This film tells the story of the genesis and unending evolution of Lydon’s post-punk, post-Sex Pistols band Public Image Ltd. (or PiL for short), which, in its fusion of punk, dance, reggae, and world-music rhythms, proved to be nearly as groundbreaking and influential as Lydon’s other band. PiL was the vehicle by which Lydon would break himself free from the control of Sex Pistols’ manager Malcolm McLaren, find a path out of the destruction and chaos that was happening around him, and assert his own, unique musical identity.

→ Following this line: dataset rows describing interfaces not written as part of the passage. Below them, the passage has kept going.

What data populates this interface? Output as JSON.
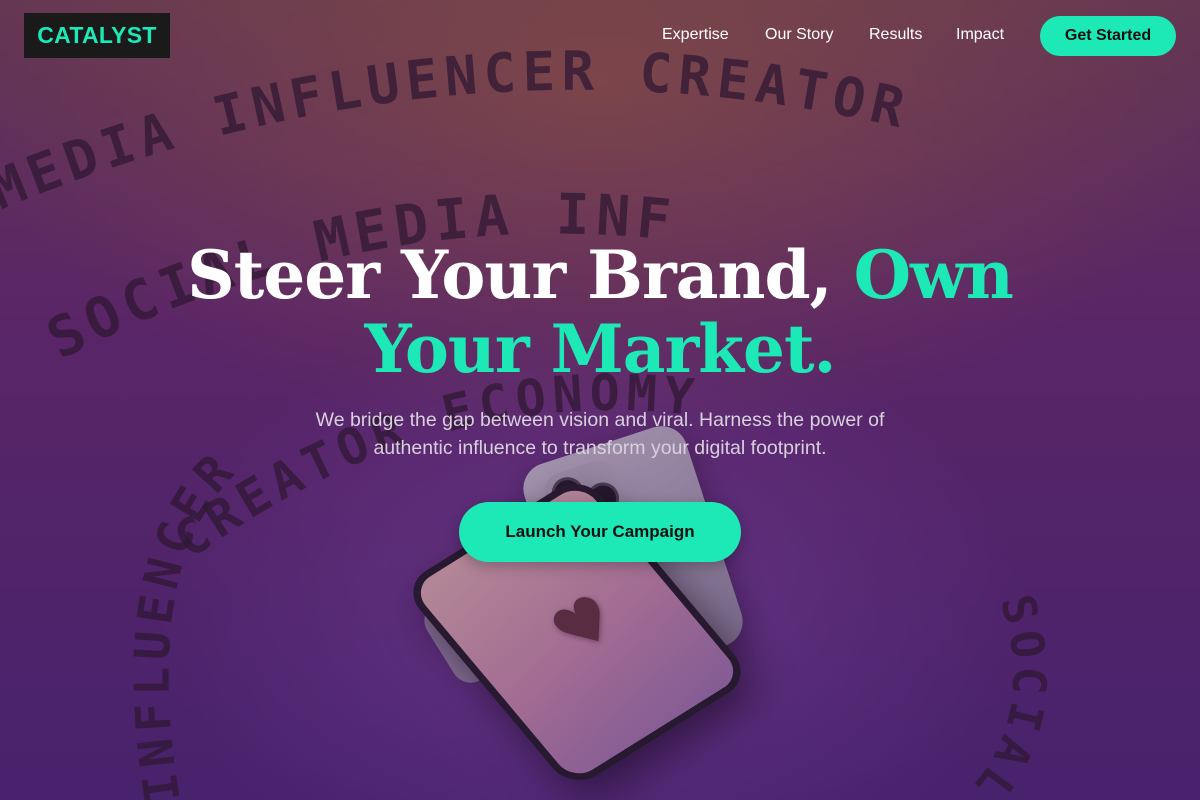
{
  "brand": {
    "logo_text": "CATALYST"
  },
  "nav": {
    "links": [
      "Expertise",
      "Our Story",
      "Results",
      "Impact"
    ],
    "cta_label": "Get Started"
  },
  "hero": {
    "title_line1_white": "Steer Your Brand,",
    "title_line1_accent": "Own",
    "title_line2_accent": "Your Market.",
    "subtitle_line1": "We bridge the gap between vision and viral. Harness the power of",
    "subtitle_line2": "authentic influence to transform your digital footprint.",
    "cta_label": "Launch Your Campaign"
  },
  "background": {
    "ring_words": [
      "MEDIA INFLUENCER CREATOR",
      "SOCIAL MEDIA INF",
      "CREATOR ECONOMY",
      "INFLUENCER",
      "SOCIAL"
    ]
  },
  "colors": {
    "accent": "#1de9b6",
    "logo_bg": "#1a1a1a",
    "text_primary": "#ffffff",
    "text_secondary": "#d8d0dc"
  },
  "icons": {
    "phone_screen_icon": "heart-icon"
  }
}
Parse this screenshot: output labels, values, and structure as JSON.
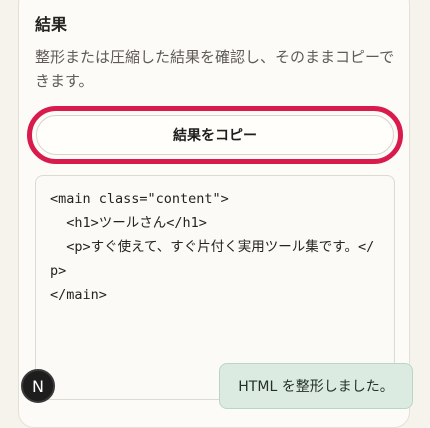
{
  "section": {
    "title": "結果",
    "description": "整形または圧縮した結果を確認し、そのままコピーできます。"
  },
  "actions": {
    "copy_label": "結果をコピー"
  },
  "output": {
    "code": "<main class=\"content\">\n  <h1>ツールさん</h1>\n  <p>すぐ使えて、すぐ片付く実用ツール集です。</p>\n</main>"
  },
  "avatar": {
    "letter": "N"
  },
  "toast": {
    "message": "HTML を整形しました。"
  }
}
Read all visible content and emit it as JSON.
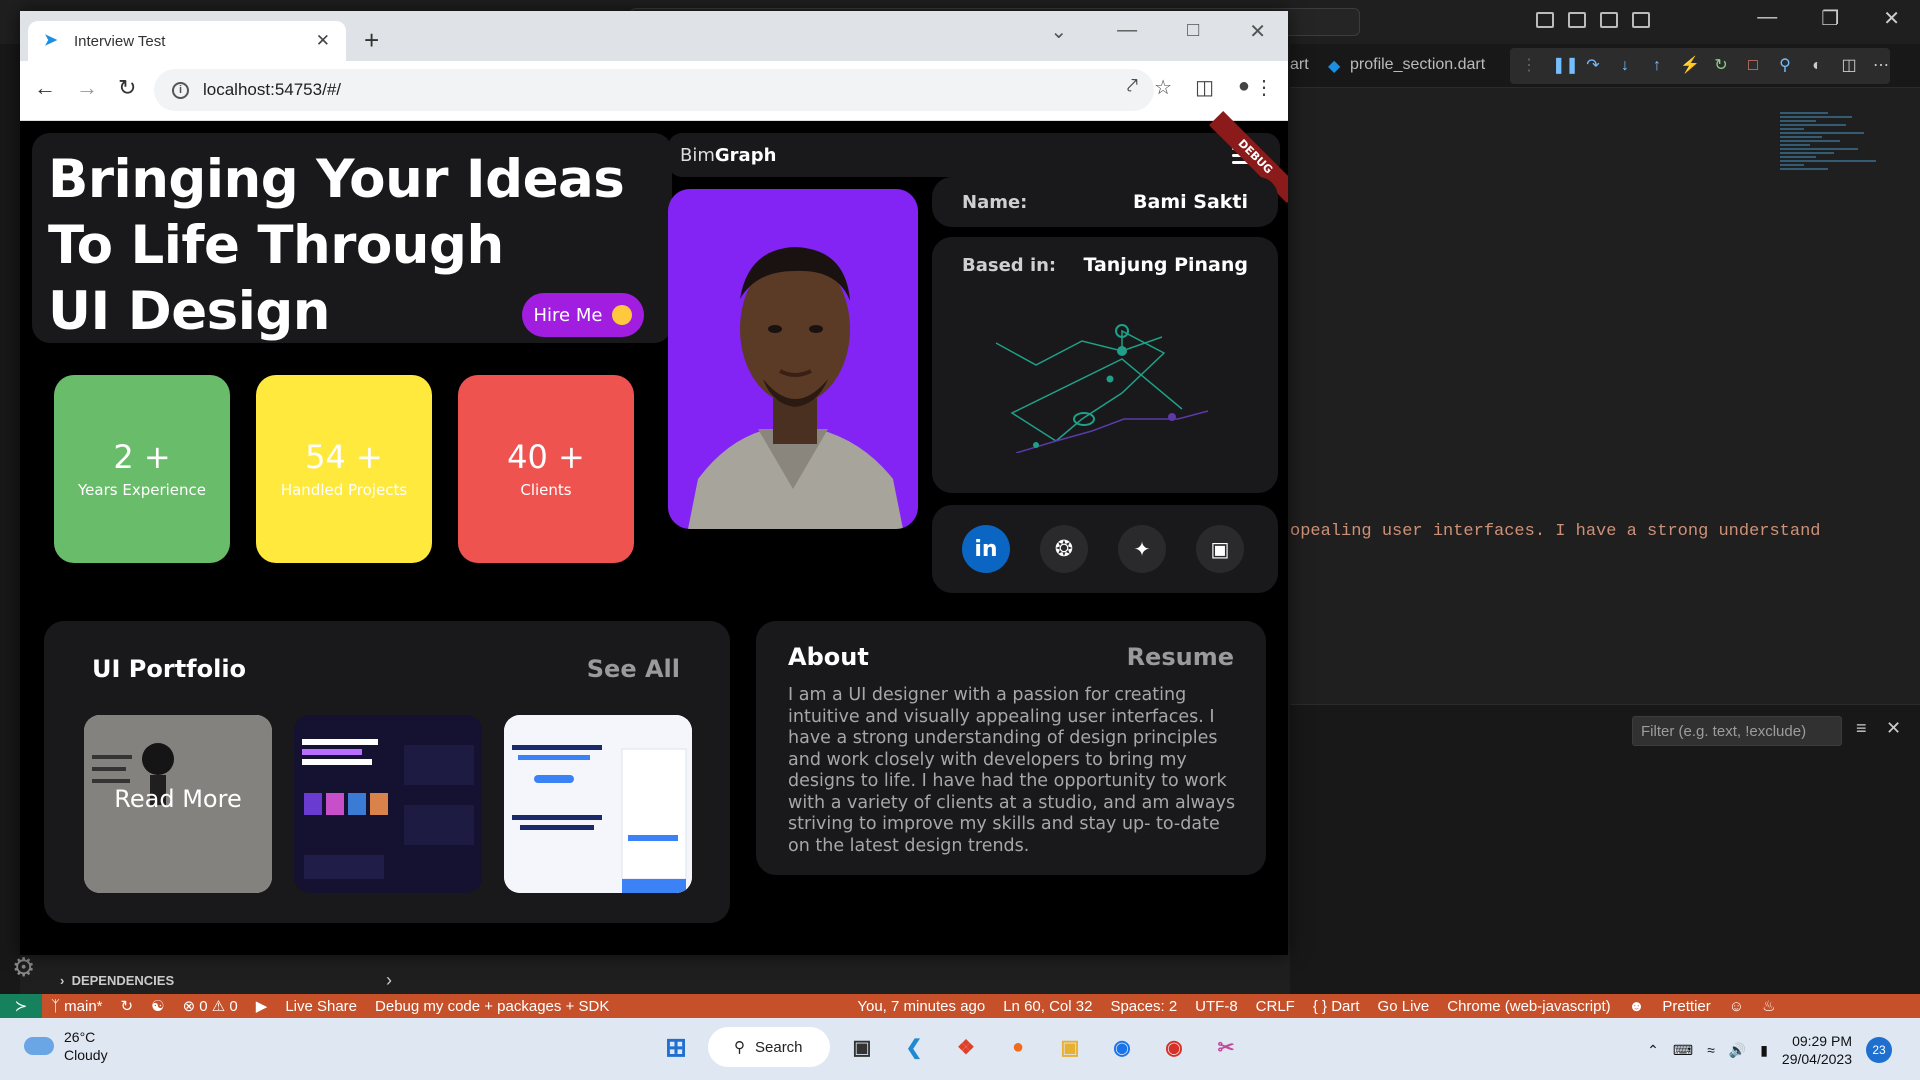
{
  "vscode": {
    "tabs": [
      "art",
      "profile_section.dart"
    ],
    "editor_snippet": "opealing user interfaces. I have a strong understand",
    "filter_placeholder": "Filter (e.g. text, !exclude)",
    "sidebar_section": "DEPENDENCIES",
    "status": {
      "branch": "main*",
      "problems": "⊗ 0 ⚠ 0",
      "live_share": "Live Share",
      "debug_config": "Debug my code + packages + SDK",
      "blame": "You, 7 minutes ago",
      "position": "Ln 60, Col 32",
      "spaces": "Spaces: 2",
      "encoding": "UTF-8",
      "eol": "CRLF",
      "language": "{ } Dart",
      "go_live": "Go Live",
      "device": "Chrome (web-javascript)",
      "prettier": "Prettier"
    }
  },
  "browser": {
    "tab_title": "Interview Test",
    "url": "localhost:54753/#/"
  },
  "app": {
    "hero_line1": "Bringing Your Ideas",
    "hero_line2": "To Life Through",
    "hero_line3": "UI Design",
    "hire_label": "Hire Me",
    "brand_light": "Bim",
    "brand_bold": "Graph",
    "debug_banner": "DEBUG",
    "stats": [
      {
        "value": "2 +",
        "label": "Years Experience",
        "color": "#69bd6a"
      },
      {
        "value": "54 +",
        "label": "Handled Projects",
        "color": "#ffe93d"
      },
      {
        "value": "40 +",
        "label": "Clients",
        "color": "#ef5350"
      }
    ],
    "name_key": "Name:",
    "name_value": "Bami Sakti",
    "based_key": "Based in:",
    "based_value": "Tanjung Pinang",
    "social": [
      "linkedin-icon",
      "dribbble-icon",
      "twitter-icon",
      "instagram-icon"
    ],
    "portfolio_title": "UI Portfolio",
    "see_all": "See All",
    "read_more": "Read More",
    "about_title": "About",
    "resume_label": "Resume",
    "about_text": "I am a UI designer with a passion for creating intuitive and visually appealing user interfaces. I have a strong understanding of design principles and work closely with developers to bring my designs to life. I have had the opportunity to work with a variety of clients at a studio, and am always striving to improve my skills and stay up- to-date on the latest design trends.",
    "accent": "#a11ee0"
  },
  "taskbar": {
    "temp": "26°C",
    "condition": "Cloudy",
    "search": "Search",
    "time": "09:29 PM",
    "date": "29/04/2023",
    "notifications": "23"
  }
}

Lydon’s own music reinvention began when, right after the Sex Pistols broke up, he traveled to Jamaica with Richard Branson, who was scouting reggae musicians for Virgin Records. After absorbing the sounds he heard there, he returned to England to form a band, the core of which included bassist Jah Wobble and ex-Clash guitarist Keith Levene, which would eventually become PiL (named after a Muriel Spark novel). Shortly thereafter, the group released its first single “Public Image,” which was Lydon’s truly new-sounding, startlingly bold declaration of musical and artistic independence. This iconoclastic refusal to accept limiting labels, musical or otherwise, would not only inform PiL’s subsequent, ever-mutating musical styles, but even challenge the definition of a “band,” which in the case of PiL became a revolving door of constantly changing line-ups, with Lydon as the only constant.

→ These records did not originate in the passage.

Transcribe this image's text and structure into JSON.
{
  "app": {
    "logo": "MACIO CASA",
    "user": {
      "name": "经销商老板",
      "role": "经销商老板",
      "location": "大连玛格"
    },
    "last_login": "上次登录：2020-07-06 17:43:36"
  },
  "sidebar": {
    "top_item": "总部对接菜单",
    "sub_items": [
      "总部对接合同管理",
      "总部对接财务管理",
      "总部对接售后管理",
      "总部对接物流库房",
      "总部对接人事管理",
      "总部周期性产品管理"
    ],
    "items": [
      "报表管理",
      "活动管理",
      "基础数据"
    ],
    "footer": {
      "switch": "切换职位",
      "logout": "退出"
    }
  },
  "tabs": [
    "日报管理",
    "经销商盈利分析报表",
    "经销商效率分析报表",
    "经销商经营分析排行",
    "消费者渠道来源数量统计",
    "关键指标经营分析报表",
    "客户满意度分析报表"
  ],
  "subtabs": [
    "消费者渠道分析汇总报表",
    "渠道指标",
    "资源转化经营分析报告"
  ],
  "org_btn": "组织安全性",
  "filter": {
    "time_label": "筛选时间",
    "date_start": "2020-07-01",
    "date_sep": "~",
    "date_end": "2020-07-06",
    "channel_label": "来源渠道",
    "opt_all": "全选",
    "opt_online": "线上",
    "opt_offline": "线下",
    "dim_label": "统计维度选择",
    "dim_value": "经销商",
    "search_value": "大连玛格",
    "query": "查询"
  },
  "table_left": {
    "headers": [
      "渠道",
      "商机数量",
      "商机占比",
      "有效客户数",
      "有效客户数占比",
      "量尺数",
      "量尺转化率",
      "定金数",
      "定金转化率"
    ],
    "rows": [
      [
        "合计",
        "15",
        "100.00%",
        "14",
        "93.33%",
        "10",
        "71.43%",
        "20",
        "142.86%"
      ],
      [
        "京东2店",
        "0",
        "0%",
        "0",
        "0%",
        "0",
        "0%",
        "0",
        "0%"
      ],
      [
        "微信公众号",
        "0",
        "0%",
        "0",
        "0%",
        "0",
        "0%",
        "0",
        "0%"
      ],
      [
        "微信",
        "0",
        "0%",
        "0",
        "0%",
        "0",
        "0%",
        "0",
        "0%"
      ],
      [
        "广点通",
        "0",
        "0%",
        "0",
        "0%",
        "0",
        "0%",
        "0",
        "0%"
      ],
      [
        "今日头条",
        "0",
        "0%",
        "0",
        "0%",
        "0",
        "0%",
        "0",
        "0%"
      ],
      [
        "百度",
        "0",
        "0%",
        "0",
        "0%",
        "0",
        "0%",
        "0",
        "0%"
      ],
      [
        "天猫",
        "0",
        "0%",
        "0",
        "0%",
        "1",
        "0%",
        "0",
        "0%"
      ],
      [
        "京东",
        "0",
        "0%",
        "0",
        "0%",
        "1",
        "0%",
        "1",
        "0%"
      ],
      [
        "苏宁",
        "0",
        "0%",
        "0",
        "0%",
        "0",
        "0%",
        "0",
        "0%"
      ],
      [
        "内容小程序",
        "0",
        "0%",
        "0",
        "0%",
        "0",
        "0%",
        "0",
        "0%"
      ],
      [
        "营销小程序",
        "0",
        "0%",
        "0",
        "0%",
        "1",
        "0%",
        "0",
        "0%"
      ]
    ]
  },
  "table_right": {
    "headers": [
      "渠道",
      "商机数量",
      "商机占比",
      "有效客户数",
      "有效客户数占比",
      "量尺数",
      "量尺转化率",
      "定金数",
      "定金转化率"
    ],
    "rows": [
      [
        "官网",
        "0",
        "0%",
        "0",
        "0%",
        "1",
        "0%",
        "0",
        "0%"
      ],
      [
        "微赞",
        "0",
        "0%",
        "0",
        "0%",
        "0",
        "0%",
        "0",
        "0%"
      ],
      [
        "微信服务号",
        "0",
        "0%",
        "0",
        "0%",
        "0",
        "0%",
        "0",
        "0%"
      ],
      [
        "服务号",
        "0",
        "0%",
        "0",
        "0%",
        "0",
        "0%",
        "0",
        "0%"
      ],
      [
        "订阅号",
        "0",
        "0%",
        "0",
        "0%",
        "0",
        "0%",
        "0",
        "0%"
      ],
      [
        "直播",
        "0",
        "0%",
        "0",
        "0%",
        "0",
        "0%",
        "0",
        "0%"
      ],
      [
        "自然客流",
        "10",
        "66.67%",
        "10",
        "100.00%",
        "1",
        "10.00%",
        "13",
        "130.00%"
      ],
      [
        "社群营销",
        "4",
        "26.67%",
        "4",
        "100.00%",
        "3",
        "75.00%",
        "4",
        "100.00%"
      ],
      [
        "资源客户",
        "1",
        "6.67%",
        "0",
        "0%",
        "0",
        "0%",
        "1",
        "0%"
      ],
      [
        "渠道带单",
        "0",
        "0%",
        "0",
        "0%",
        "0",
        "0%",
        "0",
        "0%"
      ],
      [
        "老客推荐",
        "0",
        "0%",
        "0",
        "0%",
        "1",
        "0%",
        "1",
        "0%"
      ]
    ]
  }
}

The core of The Public Image is Rotten is an extended contemporary interview with Lydon at his current home in Los Angeles, with his trademark profane, ascerbic wit, tempered only slightly by his current existence as a man in his 60’s looking back on his life, his music, and the people he loved and lost. Lydon opens up on screen as he’s never before done in public, relating such stories as his bout with meningitis as a young boy, which put him in a three-month coma and caused him to temporarily lose his memory. According to Lydon, this deeply informed his life-long concern with his own identity, making it much more understandable as to why Lydon reacted so badly to McLaren’s attempts to control Lydon’s image as his Sex Pistols “Johnny Rotten” persona, and why he was so determined that no one but him would control his public guises and his musical directions.

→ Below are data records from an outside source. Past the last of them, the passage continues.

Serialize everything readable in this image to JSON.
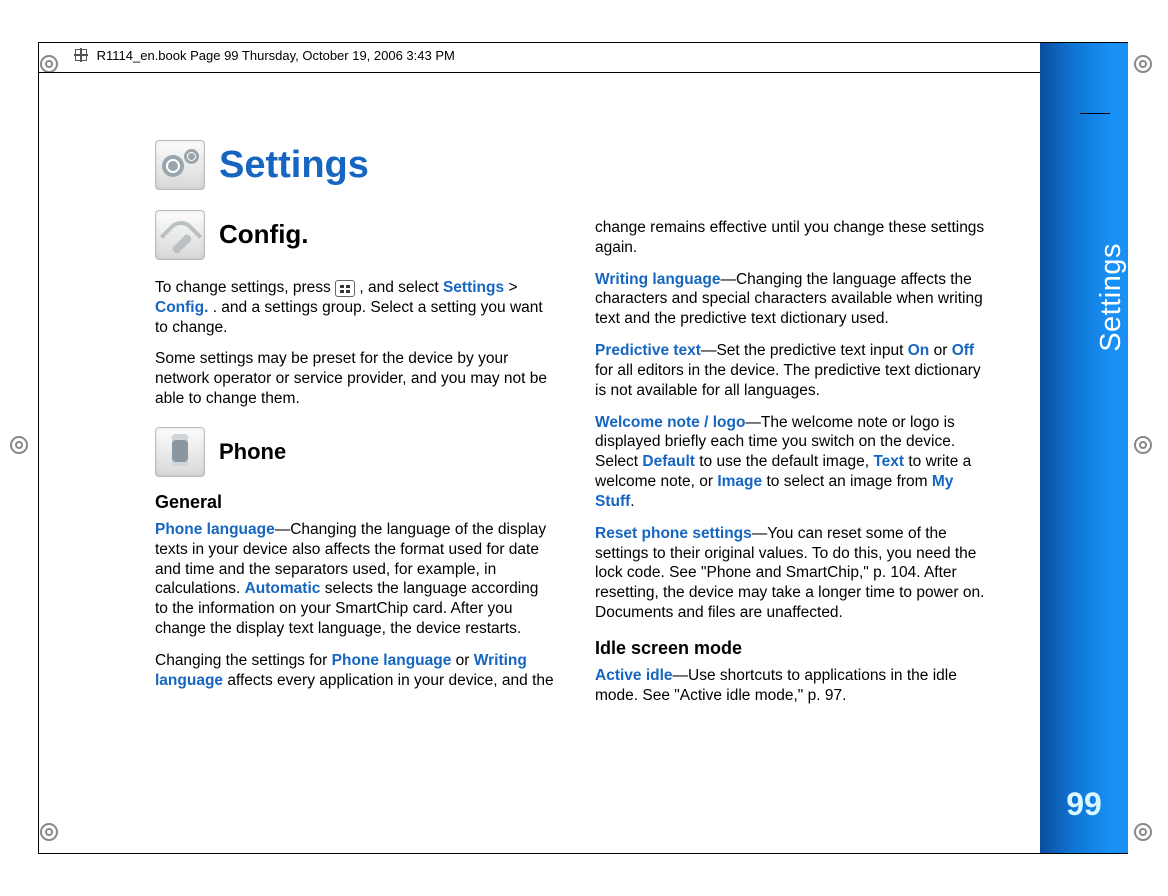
{
  "header_line": "R1114_en.book  Page 99  Thursday, October 19, 2006  3:43 PM",
  "side_tab": {
    "section": "Settings",
    "page_num": "99"
  },
  "title": "Settings",
  "config_heading": "Config.",
  "intro": {
    "p1_a": "To change settings, press ",
    "p1_b": " , and select ",
    "settings_link": "Settings",
    "gt": " > ",
    "config_link": "Config.",
    "p1_c": ". and a settings group. Select a setting you want to change.",
    "p2": "Some settings may be preset for the device by your network operator or service provider, and you may not be able to change them."
  },
  "phone_heading": "Phone",
  "general_heading": "General",
  "general": {
    "phone_language_label": "Phone language",
    "phone_language_text_a": "—Changing the language of the display texts in your device also affects the format used for date and time and the separators used, for example, in calculations. ",
    "automatic": "Automatic",
    "phone_language_text_b": " selects the language according to the information on your SmartChip card. After you change the display text language, the device restarts.",
    "changing_a": "Changing the settings for ",
    "pl2": "Phone language",
    "or": " or ",
    "wl": "Writing language",
    "changing_b": " affects every application in your device, and the "
  },
  "col2": {
    "cont": "change remains effective until you change these settings again.",
    "writing_language_label": "Writing language",
    "writing_language_text": "—Changing the language affects the characters and special characters available when writing text and the predictive text dictionary used.",
    "predictive_label": "Predictive text",
    "predictive_text_a": "—Set the predictive text input ",
    "on": "On",
    "or2": " or ",
    "off": "Off",
    "predictive_text_b": " for all editors in the device. The predictive text dictionary is not available for all languages.",
    "welcome_label": "Welcome note / logo",
    "welcome_a": "—The welcome note or logo is displayed briefly each time you switch on the device. Select ",
    "default": "Default",
    "welcome_b": " to use the default image, ",
    "text_opt": "Text",
    "welcome_c": " to write a welcome note, or ",
    "image_opt": "Image",
    "welcome_d": " to select an image from ",
    "mystuff": "My Stuff",
    "welcome_e": ".",
    "reset_label": "Reset phone settings",
    "reset_text": "—You can reset some of the settings to their original values. To do this, you need the lock code. See \"Phone and SmartChip,\" p. 104. After resetting, the device may take a longer time to power on. Documents and files are unaffected.",
    "idle_heading": "Idle screen mode",
    "active_idle_label": "Active idle",
    "active_idle_text": "—Use shortcuts to applications in the idle mode. See \"Active idle mode,\" p. 97."
  }
}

Fiiller and his crew make skillful use of archival material, such as that of PiL’s infamous 1981 New York show at the Ritz, where the band – augmented with a 60-year-old jazz drummer – performed in silhouette behind a movie screen, which they refused to come out from behind, so that the audience could actually see them. This so angered the audience, who pelted the band with bottles, that the show was shut down and the next night’s show cancelled. The captured footage of Lydon and PiL’s approach to performance, compared to the mostly sanitized, corporate, anodyne affairs much live music has become, retains its bristling, startling quality some thirty years later. This and other scenes help this documentary remind us that far from a cast-in-amber “rock legend,” Lydon remains an unceasingly restless musical explorer and a boundlessly creative force.